__Excerpts from an interface dataset__:
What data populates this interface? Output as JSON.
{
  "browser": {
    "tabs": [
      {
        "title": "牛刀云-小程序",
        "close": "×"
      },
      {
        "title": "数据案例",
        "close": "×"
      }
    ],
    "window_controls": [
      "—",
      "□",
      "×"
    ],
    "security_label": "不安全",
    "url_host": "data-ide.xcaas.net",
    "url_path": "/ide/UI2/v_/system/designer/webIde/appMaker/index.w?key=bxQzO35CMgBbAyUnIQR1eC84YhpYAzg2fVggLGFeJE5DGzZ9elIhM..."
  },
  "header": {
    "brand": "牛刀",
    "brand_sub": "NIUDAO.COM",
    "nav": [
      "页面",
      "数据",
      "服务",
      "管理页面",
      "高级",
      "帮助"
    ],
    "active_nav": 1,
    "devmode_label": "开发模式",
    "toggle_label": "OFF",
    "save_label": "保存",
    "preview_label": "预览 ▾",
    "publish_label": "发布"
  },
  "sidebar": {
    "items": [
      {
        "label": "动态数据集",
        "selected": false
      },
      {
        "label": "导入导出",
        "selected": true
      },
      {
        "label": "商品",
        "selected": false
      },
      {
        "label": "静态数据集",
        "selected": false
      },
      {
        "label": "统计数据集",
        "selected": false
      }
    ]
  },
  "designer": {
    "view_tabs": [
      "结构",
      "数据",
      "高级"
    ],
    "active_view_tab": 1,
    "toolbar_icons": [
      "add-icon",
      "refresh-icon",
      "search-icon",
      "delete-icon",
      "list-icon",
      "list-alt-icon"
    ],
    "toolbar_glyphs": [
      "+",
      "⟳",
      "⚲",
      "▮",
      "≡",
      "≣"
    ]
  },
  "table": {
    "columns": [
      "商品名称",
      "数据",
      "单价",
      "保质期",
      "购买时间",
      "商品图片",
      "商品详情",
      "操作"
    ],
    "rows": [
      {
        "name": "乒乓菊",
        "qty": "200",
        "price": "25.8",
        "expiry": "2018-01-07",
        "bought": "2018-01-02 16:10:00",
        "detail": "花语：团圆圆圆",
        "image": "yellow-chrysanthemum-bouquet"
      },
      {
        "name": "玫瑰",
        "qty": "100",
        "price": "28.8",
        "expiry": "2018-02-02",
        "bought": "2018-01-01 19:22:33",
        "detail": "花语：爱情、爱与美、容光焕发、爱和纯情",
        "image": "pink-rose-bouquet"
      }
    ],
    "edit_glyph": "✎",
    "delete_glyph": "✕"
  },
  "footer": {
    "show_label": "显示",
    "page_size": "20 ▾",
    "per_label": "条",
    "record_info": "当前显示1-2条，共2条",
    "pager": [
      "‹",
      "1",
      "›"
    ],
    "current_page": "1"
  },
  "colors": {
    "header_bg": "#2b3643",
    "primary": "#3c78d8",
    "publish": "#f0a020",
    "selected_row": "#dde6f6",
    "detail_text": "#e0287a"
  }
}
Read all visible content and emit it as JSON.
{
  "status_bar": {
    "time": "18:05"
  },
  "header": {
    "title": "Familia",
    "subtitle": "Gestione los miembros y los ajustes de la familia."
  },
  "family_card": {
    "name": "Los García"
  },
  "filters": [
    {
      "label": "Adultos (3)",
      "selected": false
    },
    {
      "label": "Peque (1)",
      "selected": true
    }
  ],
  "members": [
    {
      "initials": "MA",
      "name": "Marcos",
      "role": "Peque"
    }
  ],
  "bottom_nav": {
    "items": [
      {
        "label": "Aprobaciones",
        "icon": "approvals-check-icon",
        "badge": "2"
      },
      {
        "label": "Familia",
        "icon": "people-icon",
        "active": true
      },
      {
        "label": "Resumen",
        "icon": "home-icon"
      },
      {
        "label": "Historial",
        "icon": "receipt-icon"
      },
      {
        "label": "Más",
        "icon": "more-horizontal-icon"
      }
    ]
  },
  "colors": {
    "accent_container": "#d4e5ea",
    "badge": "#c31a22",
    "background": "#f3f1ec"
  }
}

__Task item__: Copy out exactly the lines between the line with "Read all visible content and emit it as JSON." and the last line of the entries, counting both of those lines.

__Answer to the problem__:
Read all visible content and emit it as JSON.
{
  "status_bar": {
    "time": "18:05"
  },
  "header": {
    "title": "Familia",
    "subtitle": "Gestione los miembros y los ajustes de la familia."
  },
  "family_card": {
    "name": "Los García"
  },
  "filters": [
    {
      "label": "Adultos (3)",
      "selected": false
    },
    {
      "label": "Peque (1)",
      "selected": true
    }
  ],
  "members": [
    {
      "initials": "MA",
      "name": "Marcos",
      "role": "Peque"
    }
  ],
  "bottom_nav": {
    "items": [
      {
        "label": "Aprobaciones",
        "icon": "approvals-check-icon",
        "badge": "2"
      },
      {
        "label": "Familia",
        "icon": "people-icon",
        "active": true
      },
      {
        "label": "Resumen",
        "icon": "home-icon"
      },
      {
        "label": "Historial",
        "icon": "receipt-icon"
      },
      {
        "label": "Más",
        "icon": "more-horizontal-icon"
      }
    ]
  },
  "colors": {
    "accent_container": "#d4e5ea",
    "badge": "#c31a22",
    "background": "#f3f1ec"
  }
}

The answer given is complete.